In the writer’s view, if the CJEU accepts Arnold J.’s position that, before a mark may proceed on the basis of acquired distinctiveness, an applicant must prove that it is both recognised and relied on by the average consumer as an indication of origin, shape marks, and other non-traditional marks, such as colour marks, will become virtually impossible to protect by registration in the EU. Whilst this may be good for competition, it is not so pleasing for brand owners, especially those who are targeted by counterfeiters.

In the present case, Mr James, at first instance, accepted that Nestlé’s survey evidence proved that the KitKat shape was recognised and associated with Nestlé by over 50% of respondents in the UK. Surely this level of recognition should be enough to prove acquired distinctiveness?

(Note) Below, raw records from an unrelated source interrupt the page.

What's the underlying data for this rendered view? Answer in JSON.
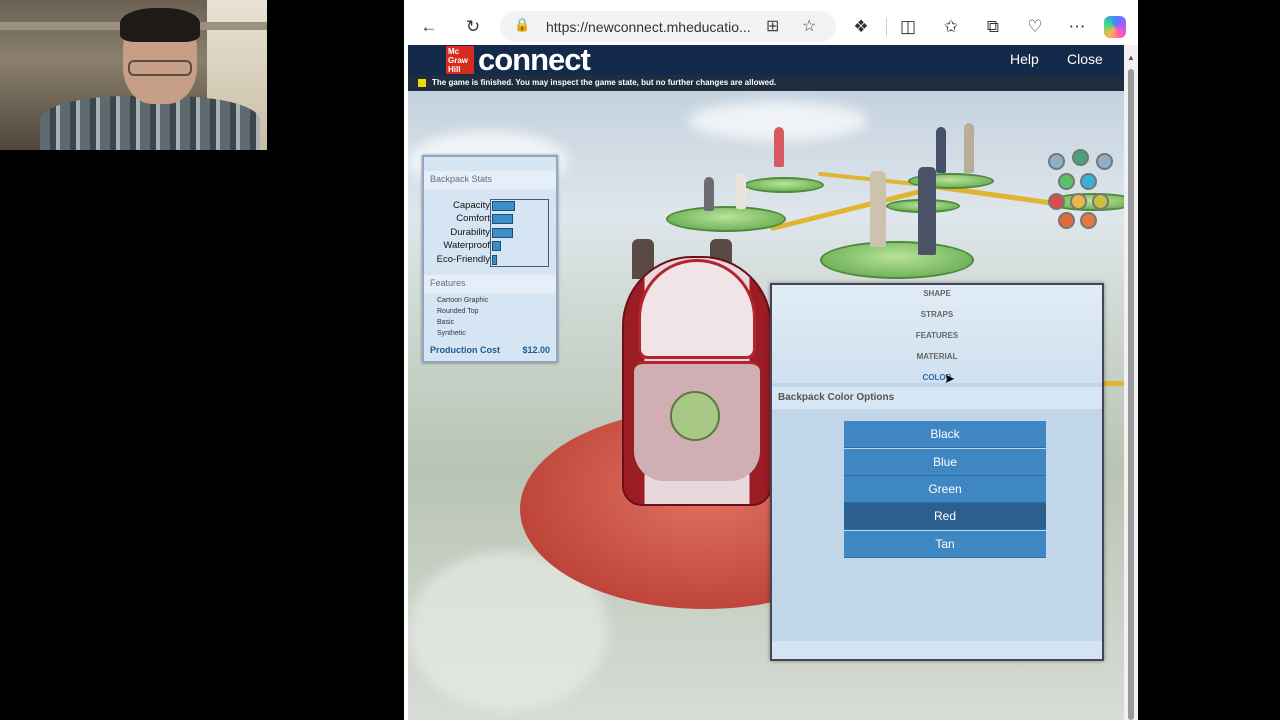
{
  "browser": {
    "url": "https://newconnect.mheducatio..."
  },
  "header": {
    "logo_small": "Mc Graw Hill",
    "logo_text": "connect",
    "help_label": "Help",
    "close_label": "Close"
  },
  "notice": "The game is finished. You may inspect the game state, but no further changes are allowed.",
  "stats": {
    "title": "Backpack Stats",
    "rows": [
      {
        "label": "Capacity",
        "value": 0.42
      },
      {
        "label": "Comfort",
        "value": 0.38
      },
      {
        "label": "Durability",
        "value": 0.38
      },
      {
        "label": "Waterproof",
        "value": 0.16
      },
      {
        "label": "Eco-Friendly",
        "value": 0.08
      }
    ],
    "features_title": "Features",
    "features": [
      "Cartoon Graphic",
      "Rounded Top",
      "Basic",
      "Synthetic"
    ],
    "cost_label": "Production Cost",
    "cost_value": "$12.00"
  },
  "panel": {
    "menu": [
      "SHAPE",
      "STRAPS",
      "FEATURES",
      "MATERIAL",
      "COLOR"
    ],
    "active_menu": "COLOR",
    "options_title": "Backpack Color Options",
    "colors": [
      "Black",
      "Blue",
      "Green",
      "Red",
      "Tan"
    ],
    "selected_color": "Red"
  }
}
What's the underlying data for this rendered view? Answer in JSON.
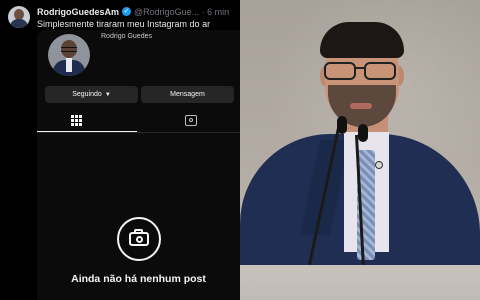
{
  "tweet": {
    "display_name": "RodrigoGuedesAm",
    "handle_time": "@RodrigoGue... · 6 min",
    "text": "Simplesmente tiraram meu Instagram do ar"
  },
  "instagram": {
    "profile_name": "Rodrigo Guedes",
    "follow_button": "Seguindo",
    "message_button": "Mensagem",
    "empty_state": "Ainda não há nenhum post"
  },
  "icons": {
    "verified": "verified-badge-icon",
    "grid": "grid-icon",
    "tagged": "tagged-person-icon",
    "camera": "camera-icon",
    "chevron": "chevron-down-icon"
  },
  "colors": {
    "background": "#000000",
    "button": "#262626",
    "verified": "#1d9bf0",
    "suit": "#1f2e52"
  }
}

Shape marks are often used with other branding or are not seen until after the goods are purchased and unwrapped. In such circumstances, how will brand owners be able to demonstrate that consumers rely on the shape as an indication of origin? Would this see the English Courts having a road to Damascus moment regarding their reluctance to permit reliance on survey evidence?
Nestlé’s cause has not been helped by the fact that they had never shown the KitKat shape on the packaging of the goods until a few months before filing the application in dispute. Further, there was no evidence of any KitKat advertising showing the shape of the product later than 1964. The lesson to be learned from this is that, if a brand holder wants to register a shape mark, they should promote it as a trade mark. A lot. The shape should be prominently shown on the packaging and emphasised in advertising. They must educate the public to recognise and rely on the shape as an indication of origin.

As regards the technical function objection, the Trade Marks Act and the Harmonisation Directive clearly state that only shapes “exclusively” dictated by technical function should be refused. If a shape is now to be refused because “some” of its features are functional, we wonder how any shape would overcome this hurdle.

Shape marks ought not to be refused because of manufacturing considerations. Logic says that the manufacturing process must influence the shape of any mass produced product. If this becomes yet another factor to consider when assessing a shape’s distinctiveness under the “technical function” criterion, we doubt any shape will be accepted for registration. Should manufacturing concerns really matter? This KitKat lover did not realise or care that certain of its features were dictated by manufacturing restraints.

If the CJEU agrees with Arnold J., it will be a dark day for those brand owners who wish to protect their famous shape marks and Cadbury (whose parent, Mondelez, manufactures the famous triangular shaped, Toblerone chocolate bar) may then be seen to have scored a spectacular own goal.